Rhythmic Auditory Cueing May Improve Gait in People with Cerebral Palsy

A meta-analysis published in the 2018 edition of Neuropsychiatric Disease and Treatment suggests that rhythmic auditory cueing may be a valuable technique to improve gait in individuals with cerebral palsy (1).

Many people with cerebral palsy walk with what is known as “scissor gait,” a mobility pattern characterized by leg rigidity and an inward turn of the knees. Treatment options such as physical therapy and recreational therapy can help to improve gait and other coordination-related issues, and are often used as part of a comprehensive treatment program that includes medical care, speech therapy, and more. Previously shown to help better gait in stroke survivors and those with Parkinson’s disease, rhythmic auditory cueing may now be a worthwhile addition to pre-existing treatment regimens to help those who struggle with gait performance and stability related to cerebral palsy.

Rhythmic auditory cueing (also called rhythmic auditory entrainment) is a process that connects coordinated movement to the rhythmic patterns of music or a metronome. Both the body’s ability to perceive rhythmic patterns and the body’s ability to coordinate movement require precise timing, and therefore involve the use of overlapping brain areas. In fact, neuroimaging studies show that the brain areas necessary for motor function are activated simply by auditory perception of rhythmic stimuli. Due to this, researchers claim that the brain’s automated response to rhythmic sounds is a so-called “short-cut” to the neural mechanisms necessary to improve motor function (2).

Ghai et al. (2018) sought to apply the principles of rhythmic auditory cueing to improve gait in people with cerebral palsy. In an analysis of 227 participants (108 children, and 119 adults) across several relevant studies, Ghai et al. found that the presence of rhythmic auditory tones was associated with an overall qualitative gait improvement. In addition, they noted that improvements were also seen in gait dynamic index (a combined measurement of lower-limb motor performance), gait velocity, cadence, and stride length when rhythmic tones were present (1). Overall, investigators concluded that rhythmic auditory cueing could be an effective addition to current treatment protocols for gait and stability improvement in people with cerebral palsy.  

In addition to the physical benefits associated with rhythmic auditory cueing, researchers site the accessibility of this treatment as an additional advantage. Unlike many other treatments for gait improvement, rhythmic auditory cueing does not require extensive adaptive or therapeutic equipment, making it possible for families to practice this therapy at home. Researchers even suggest that something as usable as a smartphone app could function as a delivery tool for this type of therapy. In addition, the lack of equipment cuts down the cost of treatment; researchers postulate that rhythmic auditory cueing could be used in developing countries where cerebral palsy is rampant and treatment options are limited (1).

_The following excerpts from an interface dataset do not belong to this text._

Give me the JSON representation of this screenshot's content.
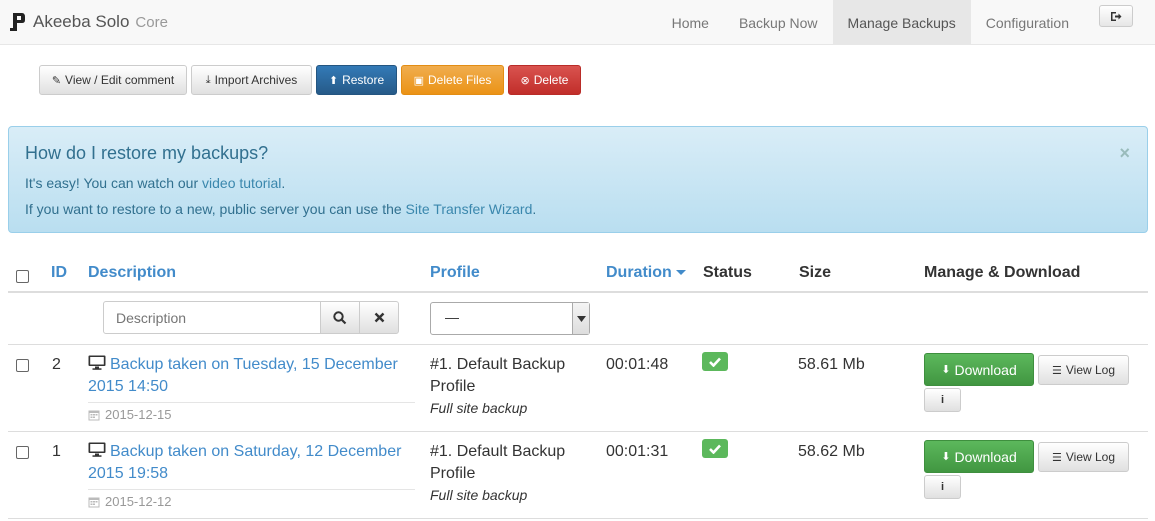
{
  "app": {
    "brand_name": "Akeeba Solo",
    "brand_sub": "Core"
  },
  "nav": {
    "items": [
      {
        "label": "Home"
      },
      {
        "label": "Backup Now"
      },
      {
        "label": "Manage Backups"
      },
      {
        "label": "Configuration"
      }
    ],
    "active": "Manage Backups"
  },
  "toolbar": {
    "view_edit_comment": "View / Edit comment",
    "import_archives": "Import Archives",
    "restore": "Restore",
    "delete_files": "Delete Files",
    "delete": "Delete"
  },
  "alert": {
    "title": "How do I restore my backups?",
    "line1_prefix": "It's easy! You can watch our ",
    "line1_link": "video tutorial",
    "line1_suffix": ".",
    "line2_prefix": "If you want to restore to a new, public server you can use the ",
    "line2_link": "Site Transfer Wizard",
    "line2_suffix": ".",
    "close": "×"
  },
  "table": {
    "headers": {
      "id": "ID",
      "description": "Description",
      "profile": "Profile",
      "duration": "Duration",
      "status": "Status",
      "size": "Size",
      "manage": "Manage & Download"
    },
    "filter": {
      "description_placeholder": "Description",
      "profile_selected": "—"
    },
    "rows": [
      {
        "id": "2",
        "description": "Backup taken on Tuesday, 15 December 2015 14:50",
        "date": "2015-12-15",
        "profile": "#1. Default Backup Profile",
        "profile_type": "Full site backup",
        "duration": "00:01:48",
        "status": "complete",
        "size": "58.61 Mb",
        "download": "Download",
        "view_log": "View Log",
        "info": "i"
      },
      {
        "id": "1",
        "description": "Backup taken on Saturday, 12 December 2015 19:58",
        "date": "2015-12-12",
        "profile": "#1. Default Backup Profile",
        "profile_type": "Full site backup",
        "duration": "00:01:31",
        "status": "complete",
        "size": "58.62 Mb",
        "download": "Download",
        "view_log": "View Log",
        "info": "i"
      }
    ]
  },
  "colors": {
    "link": "#428bca",
    "primary": "#337ab7",
    "warning": "#f0ad4e",
    "danger": "#d9534f",
    "success": "#5cb85c",
    "info_bg": "#d9edf7",
    "info_text": "#31708f"
  }
}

While there is still work to be done in order to optimize current rhythmic auditory cueing strategies to best benefit those with cerebral palsy, this research provides an optimistic foundation for a new, easy-to-use therapeutic technique to improve gait and stability in people with cerebral palsy.


  1. Ghai, S., Ghai, I., and Effenberg A. O. (2018). Effect of rhythmic auditory cueing on gait in cerebral palsy: a systematic review and meta-analysis. Neuropsychiatric Disease and Treatment 14(43-59), S148053. http://doi.org/10.2147/NDT.S148053
  2. Schaefer, R. S. (2014). Auditory rhythmic cueing in movement rehabilitation: findings and possible mechanisms. Philosophical Transactions of the Royal Society B: Biological Sciences, 369(1658), 20130402. http://doi.org/10.1098/rstb.2013.0402.